The Seaboard railroad’s freight trains accessed Seddon Island over a steel bridge that was manufactured by the Scherzer Rolling Lift Bridge Company of Chicago and put in place in 1908. The following year saw the first port’s first phosphate shipment. From that point until the 1960s, the docks, wharves, warehouses and phosphate elevators along the downtown waterfront bustled with energy. Literally millions of pounds of phosphate was shipped out from Seddon Island from 1908 to the late 1960s.
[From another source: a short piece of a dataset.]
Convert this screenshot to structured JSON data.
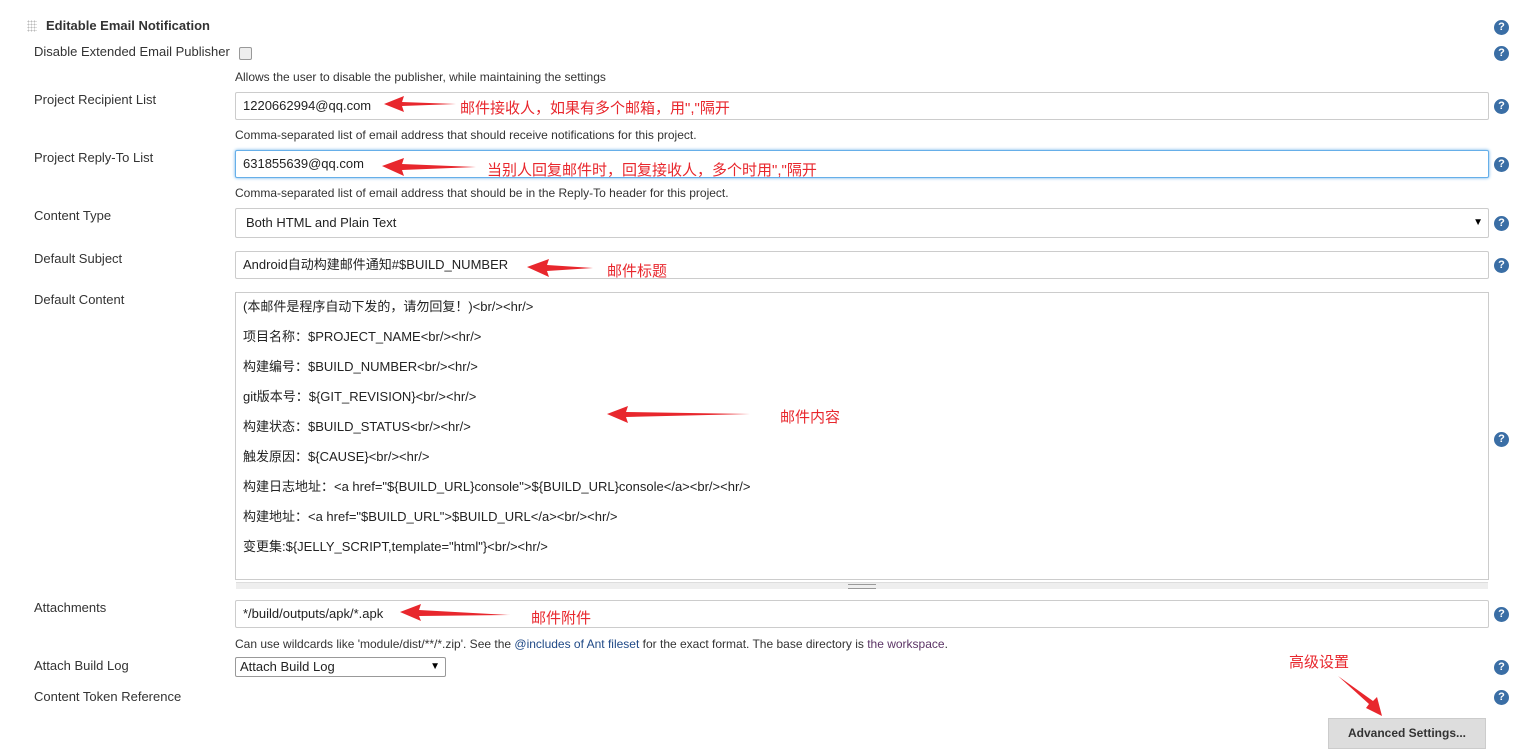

Starting in the 1950s, under the leadership of then-Mayor Curtis Hixon, the city started to clean up Tampa’s industrial waterfront. What was hoped would take a decade took almost half a century to complete, but progress appeared by the late 1960s. The riverfront, from Kennedy Boulevard north to Cass Street, initially received attention. A public library, parking garage and convention center (named in honor of Mayor Hixon) soon replaced warehouses and railroad tracks.
Downtown’s southern end had to wait until the late 1970s to receive the same attention, and among the first private projects announced, in 1981, was Harbour Island. An ambitious plan put forth by Beneficial Corporation called for a mixed use development on the formerly industrial Seddon Island. Office space, hotels, shops and homes — mostly multi-family units ranging from two-story townhomes to tall apartment buildings — dominated the early plans.
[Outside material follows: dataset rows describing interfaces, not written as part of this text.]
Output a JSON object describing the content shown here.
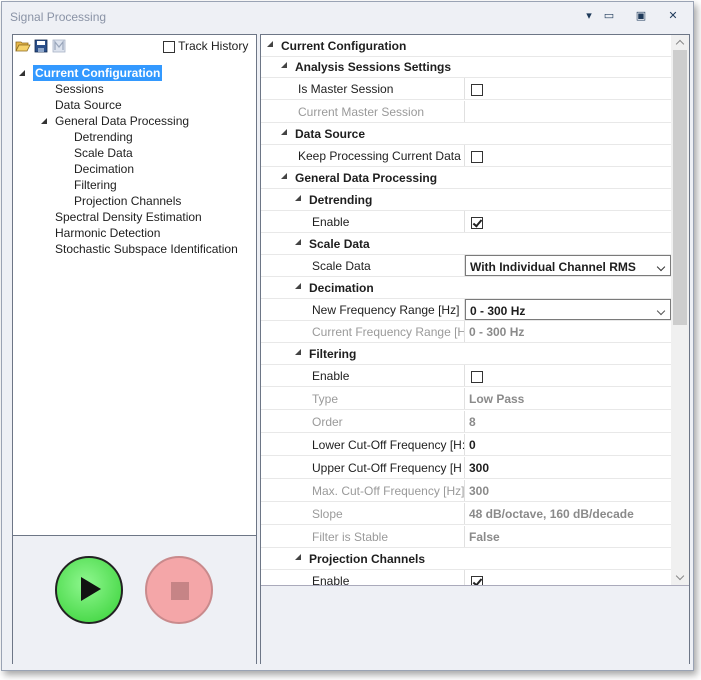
{
  "window": {
    "title": "Signal Processing"
  },
  "left": {
    "track_history_label": "Track History",
    "tree": [
      {
        "label": "Current Configuration",
        "level": 0,
        "expanded": true,
        "selected": true
      },
      {
        "label": "Sessions",
        "level": 1
      },
      {
        "label": "Data Source",
        "level": 1
      },
      {
        "label": "General Data Processing",
        "level": 1,
        "expanded": true
      },
      {
        "label": "Detrending",
        "level": 2
      },
      {
        "label": "Scale Data",
        "level": 2
      },
      {
        "label": "Decimation",
        "level": 2
      },
      {
        "label": "Filtering",
        "level": 2
      },
      {
        "label": "Projection Channels",
        "level": 2
      },
      {
        "label": "Spectral Density Estimation",
        "level": 1
      },
      {
        "label": "Harmonic Detection",
        "level": 1
      },
      {
        "label": "Stochastic Subspace Identification",
        "level": 1
      }
    ]
  },
  "grid": {
    "root": "Current Configuration",
    "analysis_sessions": {
      "title": "Analysis Sessions Settings",
      "is_master_label": "Is Master Session",
      "current_master_label": "Current Master Session",
      "current_master_value": ""
    },
    "data_source": {
      "title": "Data Source",
      "keep_processing_label": "Keep Processing Current Data"
    },
    "general": {
      "title": "General Data Processing",
      "detrending": {
        "title": "Detrending",
        "enable_label": "Enable"
      },
      "scale_data": {
        "title": "Scale Data",
        "label": "Scale Data",
        "value": "With Individual Channel RMS"
      },
      "decimation": {
        "title": "Decimation",
        "new_label": "New Frequency Range [Hz]",
        "new_value": "0 - 300 Hz",
        "current_label": "Current Frequency Range [H",
        "current_value": "0 - 300 Hz"
      },
      "filtering": {
        "title": "Filtering",
        "enable_label": "Enable",
        "type_label": "Type",
        "type_value": "Low Pass",
        "order_label": "Order",
        "order_value": "8",
        "lower_label": "Lower Cut-Off Frequency [H:",
        "lower_value": "0",
        "upper_label": "Upper Cut-Off Frequency [H",
        "upper_value": "300",
        "max_label": "Max. Cut-Off Frequency [Hz]",
        "max_value": "300",
        "slope_label": "Slope",
        "slope_value": "48 dB/octave, 160 dB/decade",
        "stable_label": "Filter is Stable",
        "stable_value": "False"
      },
      "projection": {
        "title": "Projection Channels",
        "enable_label": "Enable"
      }
    }
  },
  "colors": {
    "selection": "#3399ff",
    "play": "#35d035",
    "stop": "#f4a6a8"
  }
}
While most of the planning for Harbour Island was daring (many felt it folly to attempt a project of this scale so close to downtown), some aspects of the plan were downright pioneering. Key among these was the cable car system that was to be suspended overhead, intended to carry passengers from the center of downtown over Franklin Street and the Garrison Channel and onto Harbour Island. The plan was modified from cable cars to a People Mover — a shuttle car running on a single track high above the street from the Fort Brooke Parking Garage to the hotel building on Seddon Island.
In hindsight, an equally ambitious (and equally doomed) idea was the Shops on Harbour Island, a mall-like setting where residents and visitors could shop, eat, and be entertained day and night. Timing is everything, and the Shops were ahead of their time. They opened before there were many residents on Harbour Island, and after the initial buzz wore off few non-Island residents made the trek across the channel to sustain the Shops area.
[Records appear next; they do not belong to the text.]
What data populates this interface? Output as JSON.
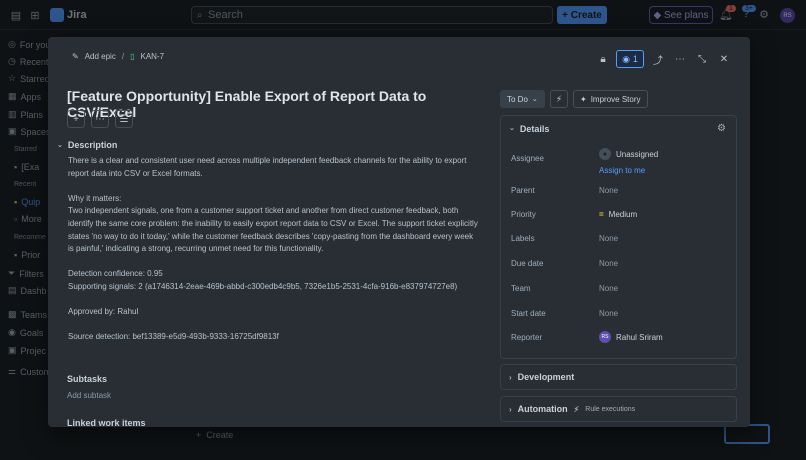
{
  "topbar": {
    "app_name": "Jira",
    "search_placeholder": "Search",
    "create_label": "Create",
    "see_plans_label": "See plans",
    "notif_badge": "1",
    "help_badge": "3+",
    "avatar_initials": "RS"
  },
  "sidebar": {
    "items": [
      "For you",
      "Recent",
      "Starred",
      "Apps",
      "Plans",
      "Spaces"
    ],
    "starred_head": "Starred",
    "starred_item": "[Exa",
    "recent_head": "Recent",
    "recent_item": "Quip",
    "more": "More",
    "recommended_head": "Recomme",
    "recommended_item": "Prior",
    "lower_items": [
      "Filters",
      "Dashb",
      "Teams",
      "Goals",
      "Projec",
      "Custom"
    ]
  },
  "background": {
    "create_label": "Create"
  },
  "modal": {
    "breadcrumb": {
      "add_epic": "Add epic",
      "sep": "/",
      "issue_key": "KAN-7"
    },
    "watch_count": "1",
    "title": "[Feature Opportunity] Enable Export of Report Data to CSV/Excel",
    "description": {
      "heading": "Description",
      "paragraphs": [
        "There is a clear and consistent user need across multiple independent feedback channels for the ability to export report data into CSV or Excel formats.",
        "Why it matters:\nTwo independent signals, one from a customer support ticket and another from direct customer feedback, both identify the same core problem: the inability to easily export report data to CSV or Excel. The support ticket explicitly states 'no way to do it today,' while the customer feedback describes 'copy-pasting from the dashboard every week is painful,' indicating a strong, recurring unmet need for this functionality.",
        "Detection confidence: 0.95\nSupporting signals: 2 (a1746314-2eae-469b-abbd-c300edb4c9b5, 7326e1b5-2531-4cfa-916b-e837974727e8)",
        "Approved by: Rahul",
        "Source detection: bef13389-e5d9-493b-9333-16725df9813f"
      ]
    },
    "subtasks": {
      "heading": "Subtasks",
      "add_label": "Add subtask"
    },
    "linked": {
      "heading": "Linked work items"
    },
    "status_label": "To Do",
    "improve_label": "Improve Story",
    "details": {
      "heading": "Details",
      "fields": {
        "assignee_label": "Assignee",
        "assignee_value": "Unassigned",
        "assign_me": "Assign to me",
        "parent_label": "Parent",
        "parent_value": "None",
        "priority_label": "Priority",
        "priority_value": "Medium",
        "labels_label": "Labels",
        "labels_value": "None",
        "due_label": "Due date",
        "due_value": "None",
        "team_label": "Team",
        "team_value": "None",
        "start_label": "Start date",
        "start_value": "None",
        "reporter_label": "Reporter",
        "reporter_value": "Rahul Sriram",
        "reporter_initials": "RS"
      }
    },
    "development_label": "Development",
    "automation_label": "Automation",
    "automation_sub": "Rule executions"
  }
}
Ultimately, the island became home to thousands of residents living in a variety of housing types. The initial idea of mostly multi-family structures gave way to a broader mix of single family homes, townhomes and high-rise apartments and condominiums. While the Shops did not survive, there is a small but vibrant restaurant scene on the north end of Harbour Island, with longtime favorite Café Dufrain anchoring a lineup of restaurants catering to a variety of different tastes.
The founders of Harbour Island succeeded in creating a planned community with amenities, businesses and services to satisfy many of the needs of island residents. They also provided the blueprint and inspiration for what came next — public and private investment in the southern end of downtown Tampa, including the Tampa Convention Center, the Florida Aquarium, Amalie Arena, the Tampa Bay History Center, three hotels and the Water Street Tampa development. Imagine what Mr. Seddon would say if he saw his island today.
Rodney Kite-Powell is the Director of the Touchton Map Library at the Tampa Bay History Center, where he joined the staff in 1995. He received a Bachelor of Arts from the University of Florida and a Master of Arts from the University of South Florida – both in the subject of U.S. history. Born and raised in Tampa, he has written and lectured extensively on the history of Tampa, Hillsborough County and Florida. He was recently named the official historian for Hillsborough County by the board of county commissioners.